must defer to the non-movant at summary judgment. See Anderson v.
Liberty Lobby, Inc., 477 U.S. 242, 255 (1986); Spath v. Hayes Wheels
Int'l-Ind., Inc., 211 F.3d 392, 396 (7th Cir. 2000) (In analyzing a
motion for summary judgment, the reviewing court must construe the
evidence in the light most favorable to the nonmoving party and draw
all reasonable inferences in favor of that party.).
Put simply, the Court finds that a genuine issue of material fact exists as to whether Willis lost temporary tooth fillings on tooth numbers 12 and 14 before meeting with Dr. Chapman on May 20, 2008.
III. Pain Medication

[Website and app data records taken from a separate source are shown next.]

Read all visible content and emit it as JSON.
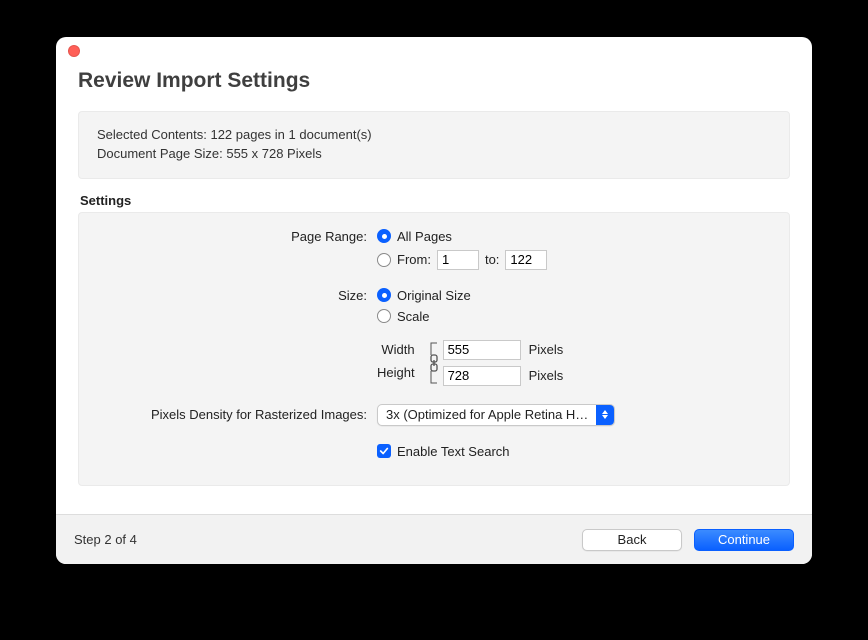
{
  "title": "Review Import Settings",
  "info": {
    "line1": "Selected Contents: 122 pages in 1 document(s)",
    "line2": "Document Page Size: 555 x 728 Pixels"
  },
  "section_label": "Settings",
  "page_range": {
    "label": "Page Range:",
    "all_label": "All Pages",
    "from_label": "From:",
    "to_label": "to:",
    "from_value": "1",
    "to_value": "122"
  },
  "size": {
    "label": "Size:",
    "original_label": "Original Size",
    "scale_label": "Scale",
    "width_label": "Width",
    "height_label": "Height",
    "width_value": "555",
    "height_value": "728",
    "unit": "Pixels"
  },
  "density": {
    "label": "Pixels Density for Rasterized Images:",
    "value": "3x (Optimized for Apple Retina H…"
  },
  "text_search": {
    "label": "Enable Text Search"
  },
  "footer": {
    "step": "Step 2 of 4",
    "back": "Back",
    "continue": "Continue"
  }
}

Next, Dr. Chapman denies responsibility for Willis not receiving pain medication because the doctor prescribed, and presumably ordered, medication on April 1 and May 20, 2008. In light of the fact that 42 U.S.C. § 1983 does not recognize a doctrine of superiors or vicarious liability, Duckworth v. Franzen, 780 F.2d 645, 650 (7th Cir. 1985), abrogated on other grounds by Farmer v. Brennan, 511 U.S. 825 (1994), Dr. Chapman touts the lack of evidence that he was personally responsible for Willis not receiving medication.
Here, the parties' sworn statements do not directly conflict; in fact, Willis concedes that Dr. Chapman "stated he would send [the pain medication] to the cell house." Doc. 36-1, p. 2. That said, at the summary judgment phase, the most important consideration is that Willis never received any pain medication despite being believably assured he would receive it. The Court does not know enough about the procedure governing dispensation of medication at Menard Correctional Center to determine whether Willis is pursuing his claim under an impermissible theory of superior liability. For example, bearing in mind the general deference to the non-movant at summary judgment, it is reasonable for the Court to believe Dr. Chapman may have put a stop-order on the Tylenol or otherwise inhibited its dispensation. Indeed, as the R & R makes clear, "[i]t may be . . . that plaintiff does not consider Tylenol to be pain medication, or that Chapman wrote the prescription but the medication was never given to plaintiff. However, the Court cannot resolve these conflicts in the evidence on summary judgment." Doc. 37, p. 7.
The Court finds there is a genuine issue of material fact as to whether Dr. Chapman properly prescribed medication to combat Willis' tooth pain on April 1 and May 20, 2008.
For the foregoing reasons, the Court ADOPTS the R & R (Doc. 37) in its entirety, whereby the Court DENIES Dr. Chapman's Motion for Summary Judgment (Doc. 31).
IT IS SO ORDERED